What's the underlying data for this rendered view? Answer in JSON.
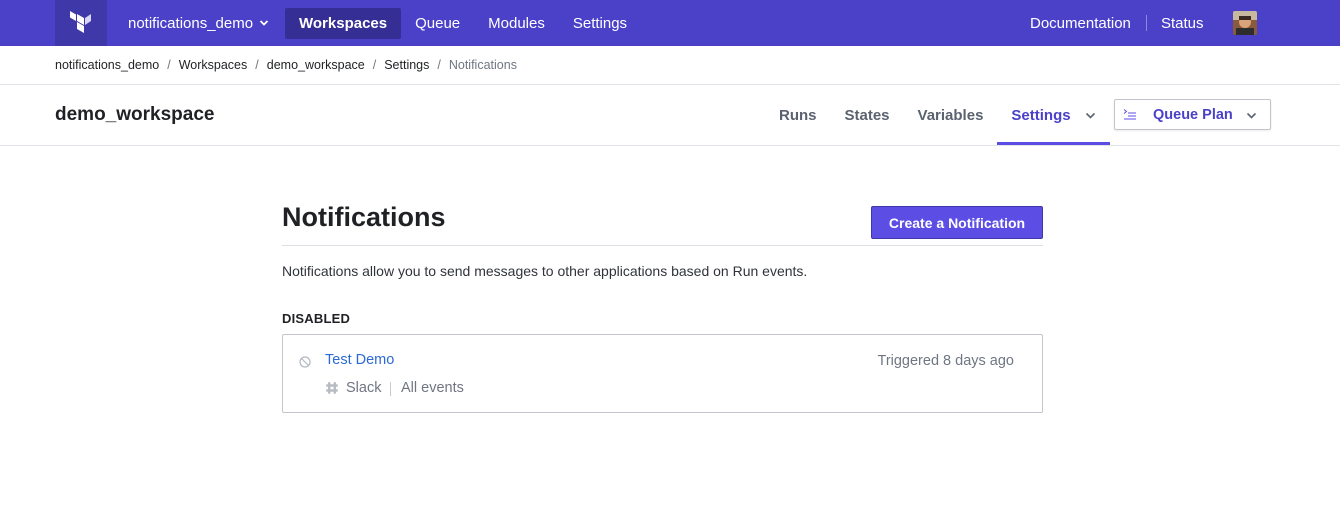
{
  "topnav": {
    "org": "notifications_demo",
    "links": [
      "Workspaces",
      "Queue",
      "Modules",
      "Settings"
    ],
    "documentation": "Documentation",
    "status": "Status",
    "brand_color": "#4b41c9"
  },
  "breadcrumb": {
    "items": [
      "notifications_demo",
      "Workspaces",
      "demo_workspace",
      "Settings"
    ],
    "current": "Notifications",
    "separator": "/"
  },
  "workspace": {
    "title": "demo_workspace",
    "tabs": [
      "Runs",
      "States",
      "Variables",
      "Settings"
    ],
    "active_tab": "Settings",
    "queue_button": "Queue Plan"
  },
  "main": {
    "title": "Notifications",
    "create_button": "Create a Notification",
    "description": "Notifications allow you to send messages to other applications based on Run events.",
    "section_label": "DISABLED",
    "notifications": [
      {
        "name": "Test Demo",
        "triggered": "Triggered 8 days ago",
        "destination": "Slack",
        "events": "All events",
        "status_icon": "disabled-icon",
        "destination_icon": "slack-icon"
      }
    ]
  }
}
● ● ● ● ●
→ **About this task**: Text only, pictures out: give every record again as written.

→ **Solution to the problem**:
What's the underlying data for this rendered view? Answer in JSON.
{
  "topnav": {
    "org": "notifications_demo",
    "links": [
      "Workspaces",
      "Queue",
      "Modules",
      "Settings"
    ],
    "documentation": "Documentation",
    "status": "Status",
    "brand_color": "#4b41c9"
  },
  "breadcrumb": {
    "items": [
      "notifications_demo",
      "Workspaces",
      "demo_workspace",
      "Settings"
    ],
    "current": "Notifications",
    "separator": "/"
  },
  "workspace": {
    "title": "demo_workspace",
    "tabs": [
      "Runs",
      "States",
      "Variables",
      "Settings"
    ],
    "active_tab": "Settings",
    "queue_button": "Queue Plan"
  },
  "main": {
    "title": "Notifications",
    "create_button": "Create a Notification",
    "description": "Notifications allow you to send messages to other applications based on Run events.",
    "section_label": "DISABLED",
    "notifications": [
      {
        "name": "Test Demo",
        "triggered": "Triggered 8 days ago",
        "destination": "Slack",
        "events": "All events",
        "status_icon": "disabled-icon",
        "destination_icon": "slack-icon"
      }
    ]
  }
}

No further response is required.